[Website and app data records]
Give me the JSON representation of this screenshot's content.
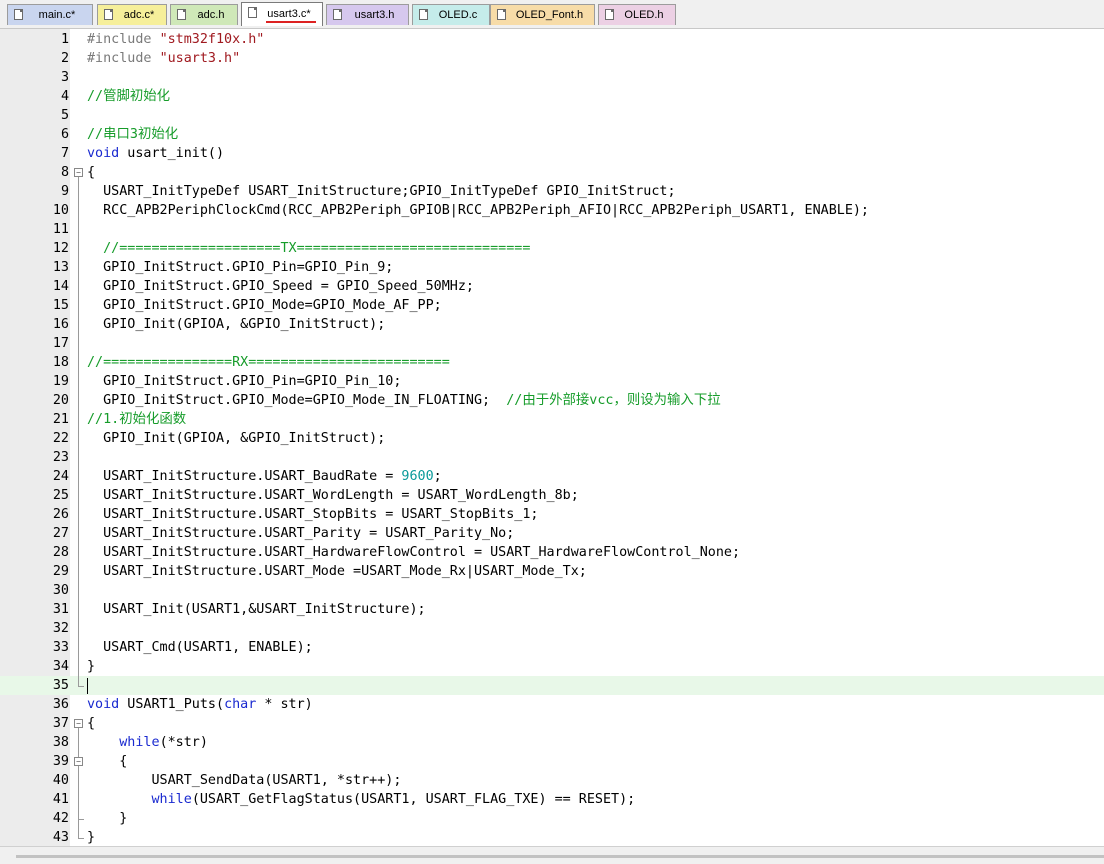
{
  "tabs": [
    {
      "label": "main.c*",
      "active": false,
      "color": "#c9d5ef"
    },
    {
      "label": "adc.c*",
      "active": false,
      "color": "#f6ef9a"
    },
    {
      "label": "adc.h",
      "active": false,
      "color": "#cfe8b8"
    },
    {
      "label": "usart3.c*",
      "active": true,
      "color": "#ffffff"
    },
    {
      "label": "usart3.h",
      "active": false,
      "color": "#d6c8ee"
    },
    {
      "label": "OLED.c",
      "active": false,
      "color": "#c5ecea"
    },
    {
      "label": "OLED_Font.h",
      "active": false,
      "color": "#f7dca8"
    },
    {
      "label": "OLED.h",
      "active": false,
      "color": "#ecd0e4"
    }
  ],
  "editor": {
    "current_line": 35,
    "lines": [
      [
        [
          "pp",
          "#include "
        ],
        [
          "str",
          "\"stm32f10x.h\""
        ]
      ],
      [
        [
          "pp",
          "#include "
        ],
        [
          "str",
          "\"usart3.h\""
        ]
      ],
      [],
      [
        [
          "cm",
          "//管脚初始化"
        ]
      ],
      [],
      [
        [
          "cm",
          "//串口3初始化"
        ]
      ],
      [
        [
          "kw",
          "void"
        ],
        [
          "n",
          " usart_init()"
        ]
      ],
      [
        [
          "n",
          "{"
        ]
      ],
      [
        [
          "n",
          "  USART_InitTypeDef USART_InitStructure;GPIO_InitTypeDef GPIO_InitStruct;"
        ]
      ],
      [
        [
          "n",
          "  RCC_APB2PeriphClockCmd(RCC_APB2Periph_GPIOB|RCC_APB2Periph_AFIO|RCC_APB2Periph_USART1, ENABLE);"
        ]
      ],
      [],
      [
        [
          "n",
          "  "
        ],
        [
          "cm",
          "//====================TX============================="
        ]
      ],
      [
        [
          "n",
          "  GPIO_InitStruct.GPIO_Pin=GPIO_Pin_9;"
        ]
      ],
      [
        [
          "n",
          "  GPIO_InitStruct.GPIO_Speed = GPIO_Speed_50MHz;"
        ]
      ],
      [
        [
          "n",
          "  GPIO_InitStruct.GPIO_Mode=GPIO_Mode_AF_PP;"
        ]
      ],
      [
        [
          "n",
          "  GPIO_Init(GPIOA, &GPIO_InitStruct);"
        ]
      ],
      [],
      [
        [
          "cm",
          "//================RX========================="
        ]
      ],
      [
        [
          "n",
          "  GPIO_InitStruct.GPIO_Pin=GPIO_Pin_10;"
        ]
      ],
      [
        [
          "n",
          "  GPIO_InitStruct.GPIO_Mode=GPIO_Mode_IN_FLOATING;  "
        ],
        [
          "cm",
          "//由于外部接vcc，则设为输入下拉"
        ]
      ],
      [
        [
          "cm",
          "//1.初始化函数"
        ]
      ],
      [
        [
          "n",
          "  GPIO_Init(GPIOA, &GPIO_InitStruct);"
        ]
      ],
      [],
      [
        [
          "n",
          "  USART_InitStructure.USART_BaudRate = "
        ],
        [
          "num",
          "9600"
        ],
        [
          "n",
          ";"
        ]
      ],
      [
        [
          "n",
          "  USART_InitStructure.USART_WordLength = USART_WordLength_8b;"
        ]
      ],
      [
        [
          "n",
          "  USART_InitStructure.USART_StopBits = USART_StopBits_1;"
        ]
      ],
      [
        [
          "n",
          "  USART_InitStructure.USART_Parity = USART_Parity_No;"
        ]
      ],
      [
        [
          "n",
          "  USART_InitStructure.USART_HardwareFlowControl = USART_HardwareFlowControl_None;"
        ]
      ],
      [
        [
          "n",
          "  USART_InitStructure.USART_Mode =USART_Mode_Rx|USART_Mode_Tx;"
        ]
      ],
      [],
      [
        [
          "n",
          "  USART_Init(USART1,&USART_InitStructure);"
        ]
      ],
      [],
      [
        [
          "n",
          "  USART_Cmd(USART1, ENABLE);"
        ]
      ],
      [
        [
          "n",
          "}"
        ]
      ],
      [],
      [
        [
          "kw",
          "void"
        ],
        [
          "n",
          " USART1_Puts("
        ],
        [
          "kw",
          "char"
        ],
        [
          "n",
          " * str)"
        ]
      ],
      [
        [
          "n",
          "{"
        ]
      ],
      [
        [
          "n",
          "    "
        ],
        [
          "kw",
          "while"
        ],
        [
          "n",
          "(*str)"
        ]
      ],
      [
        [
          "n",
          "    {"
        ]
      ],
      [
        [
          "n",
          "        USART_SendData(USART1, *str++);"
        ]
      ],
      [
        [
          "n",
          "        "
        ],
        [
          "kw",
          "while"
        ],
        [
          "n",
          "(USART_GetFlagStatus(USART1, USART_FLAG_TXE) == RESET);"
        ]
      ],
      [
        [
          "n",
          "    }"
        ]
      ],
      [
        [
          "n",
          "}"
        ]
      ]
    ],
    "folds": [
      {
        "start": 8,
        "end": 35
      },
      {
        "start": 37,
        "end": 43
      },
      {
        "start": 39,
        "end": 42
      }
    ]
  }
}
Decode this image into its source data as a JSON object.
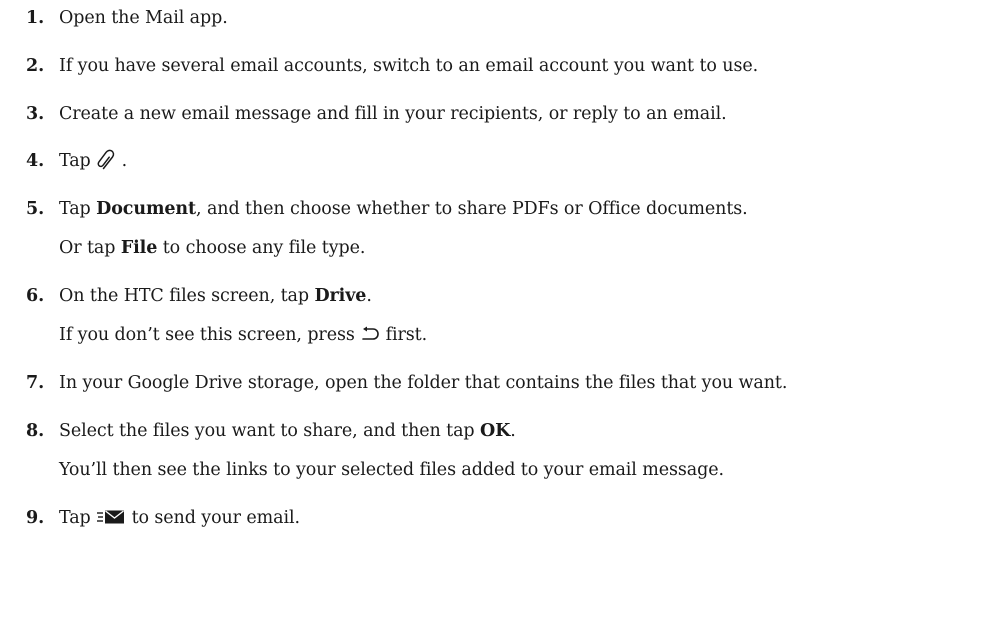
{
  "steps": [
    {
      "num": "1.",
      "text": "Open the Mail app."
    },
    {
      "num": "2.",
      "text": "If you have several email accounts, switch to an email account you want to use."
    },
    {
      "num": "3.",
      "text": "Create a new email message and fill in your recipients, or reply to an email."
    },
    {
      "num": "4.",
      "pre": "Tap ",
      "icon": "paperclip-icon",
      "post": " ."
    },
    {
      "num": "5.",
      "pre": "Tap ",
      "bold": "Document",
      "post": ", and then choose whether to share PDFs or Office documents.",
      "note": {
        "pre": "Or tap ",
        "bold": "File",
        "post": " to choose any file type."
      }
    },
    {
      "num": "6.",
      "pre": "On the HTC files screen, tap ",
      "bold": "Drive",
      "post": ".",
      "note": {
        "pre": "If you don’t see this screen, press ",
        "icon": "back-arrow-icon",
        "post": " first."
      }
    },
    {
      "num": "7.",
      "text": "In your Google Drive storage, open the folder that contains the files that you want."
    },
    {
      "num": "8.",
      "pre": "Select the files you want to share, and then tap ",
      "bold": "OK",
      "post": ".",
      "note": {
        "text": "You’ll then see the links to your selected files added to your email message."
      }
    },
    {
      "num": "9.",
      "pre": "Tap ",
      "icon": "send-mail-icon",
      "post": " to send your email."
    }
  ]
}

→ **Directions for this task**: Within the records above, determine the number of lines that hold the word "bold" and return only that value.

→ **Task answer**: 4